How should the State compensate for the loss of the right of use by non-landowners farming land expropriated for the development of the Kandadji dam? This study aims to answer this question and proposes the use of a 'contract of occupation'.
Le Niger compte aujourd’hui 85 aménagements hydro-agricoles (AHA), qui s’étendent sur environ 16 000 hectares et font travailler plus de 40 000 exploitants. Avec la pression démographique et la raréfaction des ressources naturelles disponibles pour l’activité agricole, l’informalité de la gestion du foncier des AHA et du statut des personnes qui les exploitent est devenue problématique.
There are 85 irrigation schemes in Niger that cover around 16,000 ha and are cultivated by 40,000 farmers. The informal status of these irrigation schemes, and their occupants, has created problems due to population growth and the increasing scarcity of natural resources.

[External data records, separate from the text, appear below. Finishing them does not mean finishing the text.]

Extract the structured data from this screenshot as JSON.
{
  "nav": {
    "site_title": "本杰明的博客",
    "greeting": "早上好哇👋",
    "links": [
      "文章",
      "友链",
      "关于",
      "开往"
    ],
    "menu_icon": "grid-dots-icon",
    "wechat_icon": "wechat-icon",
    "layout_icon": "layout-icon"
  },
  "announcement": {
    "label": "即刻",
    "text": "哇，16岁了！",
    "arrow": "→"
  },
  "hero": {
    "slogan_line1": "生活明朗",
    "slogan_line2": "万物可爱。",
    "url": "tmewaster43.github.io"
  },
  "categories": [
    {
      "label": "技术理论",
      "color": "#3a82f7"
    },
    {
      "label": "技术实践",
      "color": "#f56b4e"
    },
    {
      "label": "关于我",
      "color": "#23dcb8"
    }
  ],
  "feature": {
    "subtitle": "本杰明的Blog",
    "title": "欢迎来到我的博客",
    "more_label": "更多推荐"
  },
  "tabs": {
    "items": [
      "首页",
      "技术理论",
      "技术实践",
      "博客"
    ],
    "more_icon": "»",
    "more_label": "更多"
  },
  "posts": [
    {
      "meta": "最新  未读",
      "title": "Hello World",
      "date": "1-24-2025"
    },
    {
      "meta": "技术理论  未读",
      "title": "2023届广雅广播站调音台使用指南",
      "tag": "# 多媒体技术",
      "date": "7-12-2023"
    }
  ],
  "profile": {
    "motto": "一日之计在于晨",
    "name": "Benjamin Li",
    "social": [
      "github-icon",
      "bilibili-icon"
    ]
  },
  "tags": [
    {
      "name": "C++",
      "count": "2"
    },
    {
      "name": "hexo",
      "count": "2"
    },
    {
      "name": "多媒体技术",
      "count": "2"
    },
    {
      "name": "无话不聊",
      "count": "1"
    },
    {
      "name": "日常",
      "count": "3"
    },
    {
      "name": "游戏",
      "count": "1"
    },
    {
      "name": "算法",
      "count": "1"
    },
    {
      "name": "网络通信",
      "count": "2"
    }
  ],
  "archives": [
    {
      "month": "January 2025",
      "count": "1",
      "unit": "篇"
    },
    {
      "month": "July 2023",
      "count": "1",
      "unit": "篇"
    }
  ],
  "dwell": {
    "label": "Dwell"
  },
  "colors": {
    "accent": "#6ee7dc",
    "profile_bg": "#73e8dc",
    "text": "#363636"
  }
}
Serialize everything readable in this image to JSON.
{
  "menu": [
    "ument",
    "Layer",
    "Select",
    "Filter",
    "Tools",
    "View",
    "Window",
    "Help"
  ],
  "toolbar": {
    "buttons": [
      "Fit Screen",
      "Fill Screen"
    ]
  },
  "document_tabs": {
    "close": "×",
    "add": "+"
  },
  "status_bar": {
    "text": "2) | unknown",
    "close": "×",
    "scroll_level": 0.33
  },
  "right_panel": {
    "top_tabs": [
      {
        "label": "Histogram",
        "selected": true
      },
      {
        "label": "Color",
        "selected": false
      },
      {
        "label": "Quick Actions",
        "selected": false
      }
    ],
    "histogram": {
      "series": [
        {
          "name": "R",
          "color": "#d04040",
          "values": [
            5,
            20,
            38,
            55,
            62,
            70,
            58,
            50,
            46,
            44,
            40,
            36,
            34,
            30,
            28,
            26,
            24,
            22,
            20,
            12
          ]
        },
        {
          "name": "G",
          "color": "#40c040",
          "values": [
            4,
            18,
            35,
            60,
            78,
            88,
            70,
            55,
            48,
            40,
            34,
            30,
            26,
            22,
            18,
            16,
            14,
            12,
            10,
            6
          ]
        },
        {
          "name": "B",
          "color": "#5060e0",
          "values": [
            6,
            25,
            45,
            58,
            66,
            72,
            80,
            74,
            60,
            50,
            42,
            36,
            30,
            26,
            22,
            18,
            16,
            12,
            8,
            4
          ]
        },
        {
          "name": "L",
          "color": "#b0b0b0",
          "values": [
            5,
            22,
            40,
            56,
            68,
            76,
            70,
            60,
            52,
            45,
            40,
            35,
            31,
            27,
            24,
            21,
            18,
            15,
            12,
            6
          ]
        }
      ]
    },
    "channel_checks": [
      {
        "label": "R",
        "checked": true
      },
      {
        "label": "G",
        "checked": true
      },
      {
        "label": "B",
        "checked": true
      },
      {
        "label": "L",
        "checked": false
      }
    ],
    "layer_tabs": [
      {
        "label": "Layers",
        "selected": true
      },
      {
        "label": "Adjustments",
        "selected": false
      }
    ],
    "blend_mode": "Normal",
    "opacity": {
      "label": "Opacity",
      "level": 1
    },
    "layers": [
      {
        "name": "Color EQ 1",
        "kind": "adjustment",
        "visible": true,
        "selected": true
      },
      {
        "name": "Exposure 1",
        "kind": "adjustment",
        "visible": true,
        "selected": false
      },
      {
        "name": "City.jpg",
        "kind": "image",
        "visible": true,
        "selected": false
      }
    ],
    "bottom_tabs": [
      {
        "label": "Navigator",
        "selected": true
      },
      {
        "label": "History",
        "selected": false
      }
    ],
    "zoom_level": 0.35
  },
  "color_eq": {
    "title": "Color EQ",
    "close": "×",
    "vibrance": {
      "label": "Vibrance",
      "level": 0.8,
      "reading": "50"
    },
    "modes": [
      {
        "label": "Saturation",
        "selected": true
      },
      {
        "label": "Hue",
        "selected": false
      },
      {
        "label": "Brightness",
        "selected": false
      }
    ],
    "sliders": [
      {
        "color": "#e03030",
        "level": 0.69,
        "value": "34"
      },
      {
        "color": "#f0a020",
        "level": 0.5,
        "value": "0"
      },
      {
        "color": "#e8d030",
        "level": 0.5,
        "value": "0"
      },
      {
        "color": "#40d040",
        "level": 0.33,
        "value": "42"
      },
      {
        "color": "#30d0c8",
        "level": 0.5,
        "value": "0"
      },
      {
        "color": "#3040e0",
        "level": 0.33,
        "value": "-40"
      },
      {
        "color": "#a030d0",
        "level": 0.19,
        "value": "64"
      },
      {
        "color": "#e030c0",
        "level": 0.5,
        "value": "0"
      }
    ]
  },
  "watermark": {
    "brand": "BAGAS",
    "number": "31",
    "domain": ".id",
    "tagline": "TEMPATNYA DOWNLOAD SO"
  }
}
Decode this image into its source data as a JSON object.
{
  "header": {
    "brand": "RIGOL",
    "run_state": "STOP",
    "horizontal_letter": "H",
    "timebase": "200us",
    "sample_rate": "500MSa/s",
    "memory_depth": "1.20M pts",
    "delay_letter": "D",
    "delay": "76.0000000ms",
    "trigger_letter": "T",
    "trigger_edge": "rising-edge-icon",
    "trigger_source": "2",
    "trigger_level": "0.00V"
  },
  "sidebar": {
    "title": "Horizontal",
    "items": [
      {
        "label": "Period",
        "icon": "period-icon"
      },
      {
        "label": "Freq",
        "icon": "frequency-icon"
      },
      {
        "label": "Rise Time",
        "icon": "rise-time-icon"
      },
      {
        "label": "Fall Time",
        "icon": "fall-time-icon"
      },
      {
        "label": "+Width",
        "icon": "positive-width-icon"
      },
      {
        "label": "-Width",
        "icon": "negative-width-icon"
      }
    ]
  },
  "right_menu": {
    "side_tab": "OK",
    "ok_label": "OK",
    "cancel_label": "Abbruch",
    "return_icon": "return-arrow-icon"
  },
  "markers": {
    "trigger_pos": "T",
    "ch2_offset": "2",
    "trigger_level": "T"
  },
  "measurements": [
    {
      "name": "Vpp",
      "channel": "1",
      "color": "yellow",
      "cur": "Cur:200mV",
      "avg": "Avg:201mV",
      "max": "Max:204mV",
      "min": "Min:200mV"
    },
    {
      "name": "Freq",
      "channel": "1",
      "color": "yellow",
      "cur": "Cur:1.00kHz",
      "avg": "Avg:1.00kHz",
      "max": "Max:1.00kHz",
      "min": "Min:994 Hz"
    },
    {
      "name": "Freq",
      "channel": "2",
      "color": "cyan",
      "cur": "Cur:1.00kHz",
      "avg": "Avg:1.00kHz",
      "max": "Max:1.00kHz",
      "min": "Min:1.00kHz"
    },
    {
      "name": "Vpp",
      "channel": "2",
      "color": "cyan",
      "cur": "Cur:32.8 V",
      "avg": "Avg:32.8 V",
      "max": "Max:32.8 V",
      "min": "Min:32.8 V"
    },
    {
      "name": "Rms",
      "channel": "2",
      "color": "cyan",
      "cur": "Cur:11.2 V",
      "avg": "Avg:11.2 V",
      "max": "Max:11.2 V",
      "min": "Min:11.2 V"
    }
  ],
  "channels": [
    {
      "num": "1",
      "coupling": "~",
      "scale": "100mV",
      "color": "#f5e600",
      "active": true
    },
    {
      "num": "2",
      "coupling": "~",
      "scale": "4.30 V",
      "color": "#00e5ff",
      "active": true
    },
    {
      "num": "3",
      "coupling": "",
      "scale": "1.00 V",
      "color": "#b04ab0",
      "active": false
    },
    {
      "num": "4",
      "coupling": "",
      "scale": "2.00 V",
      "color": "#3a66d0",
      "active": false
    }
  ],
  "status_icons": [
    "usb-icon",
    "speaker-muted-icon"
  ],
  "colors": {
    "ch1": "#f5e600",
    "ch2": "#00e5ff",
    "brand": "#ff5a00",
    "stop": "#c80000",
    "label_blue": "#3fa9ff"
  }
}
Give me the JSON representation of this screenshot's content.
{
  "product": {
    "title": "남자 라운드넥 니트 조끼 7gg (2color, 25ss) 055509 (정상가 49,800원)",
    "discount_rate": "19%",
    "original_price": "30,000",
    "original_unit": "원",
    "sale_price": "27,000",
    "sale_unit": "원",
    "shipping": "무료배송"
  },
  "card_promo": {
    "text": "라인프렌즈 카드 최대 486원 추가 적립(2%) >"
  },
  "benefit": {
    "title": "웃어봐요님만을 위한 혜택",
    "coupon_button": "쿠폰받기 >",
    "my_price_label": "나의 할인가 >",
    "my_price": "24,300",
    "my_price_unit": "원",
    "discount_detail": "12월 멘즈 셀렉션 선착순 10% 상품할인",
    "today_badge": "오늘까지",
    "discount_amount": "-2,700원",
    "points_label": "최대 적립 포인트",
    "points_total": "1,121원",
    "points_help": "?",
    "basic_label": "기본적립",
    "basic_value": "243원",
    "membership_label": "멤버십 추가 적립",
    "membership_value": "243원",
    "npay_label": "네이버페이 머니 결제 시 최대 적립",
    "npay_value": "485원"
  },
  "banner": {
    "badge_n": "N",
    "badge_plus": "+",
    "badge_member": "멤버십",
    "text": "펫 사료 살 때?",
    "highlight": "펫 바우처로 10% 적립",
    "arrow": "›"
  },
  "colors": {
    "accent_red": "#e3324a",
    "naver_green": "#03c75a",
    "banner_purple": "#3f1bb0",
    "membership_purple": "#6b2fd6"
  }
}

Holders of traditional land rights have challenged government decisions concerning land attributions and property rights within the schemes, and have occasionally prevented construction from proceeding.
This is a resource from the Resource Equity LandWise database of resources.
Meeting Name: Commission on Genetic Resources for Food and Agriculture (CGRFA)
Meeting symbol/code: CGRFA-16/17/11